EXERCISE MATERIAL: Begin

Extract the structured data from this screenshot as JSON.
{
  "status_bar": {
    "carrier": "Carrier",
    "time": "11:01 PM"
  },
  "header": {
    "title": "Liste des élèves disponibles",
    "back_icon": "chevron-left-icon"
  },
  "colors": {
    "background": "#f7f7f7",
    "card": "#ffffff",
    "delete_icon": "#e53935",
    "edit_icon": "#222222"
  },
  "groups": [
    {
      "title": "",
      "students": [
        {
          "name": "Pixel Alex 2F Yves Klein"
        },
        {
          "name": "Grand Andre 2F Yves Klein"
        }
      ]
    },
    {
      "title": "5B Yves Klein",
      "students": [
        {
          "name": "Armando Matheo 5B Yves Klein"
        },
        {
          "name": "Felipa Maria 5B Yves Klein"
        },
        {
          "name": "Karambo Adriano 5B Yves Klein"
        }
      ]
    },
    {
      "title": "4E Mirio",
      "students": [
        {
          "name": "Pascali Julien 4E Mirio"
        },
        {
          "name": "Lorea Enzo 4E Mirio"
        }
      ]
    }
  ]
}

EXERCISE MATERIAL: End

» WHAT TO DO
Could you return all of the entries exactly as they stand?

» EXPECTED ANSWER
Extract the structured data from this screenshot as JSON.
{
  "status_bar": {
    "carrier": "Carrier",
    "time": "11:01 PM"
  },
  "header": {
    "title": "Liste des élèves disponibles",
    "back_icon": "chevron-left-icon"
  },
  "colors": {
    "background": "#f7f7f7",
    "card": "#ffffff",
    "delete_icon": "#e53935",
    "edit_icon": "#222222"
  },
  "groups": [
    {
      "title": "",
      "students": [
        {
          "name": "Pixel Alex 2F Yves Klein"
        },
        {
          "name": "Grand Andre 2F Yves Klein"
        }
      ]
    },
    {
      "title": "5B Yves Klein",
      "students": [
        {
          "name": "Armando Matheo 5B Yves Klein"
        },
        {
          "name": "Felipa Maria 5B Yves Klein"
        },
        {
          "name": "Karambo Adriano 5B Yves Klein"
        }
      ]
    },
    {
      "title": "4E Mirio",
      "students": [
        {
          "name": "Pascali Julien 4E Mirio"
        },
        {
          "name": "Lorea Enzo 4E Mirio"
        }
      ]
    }
  ]
}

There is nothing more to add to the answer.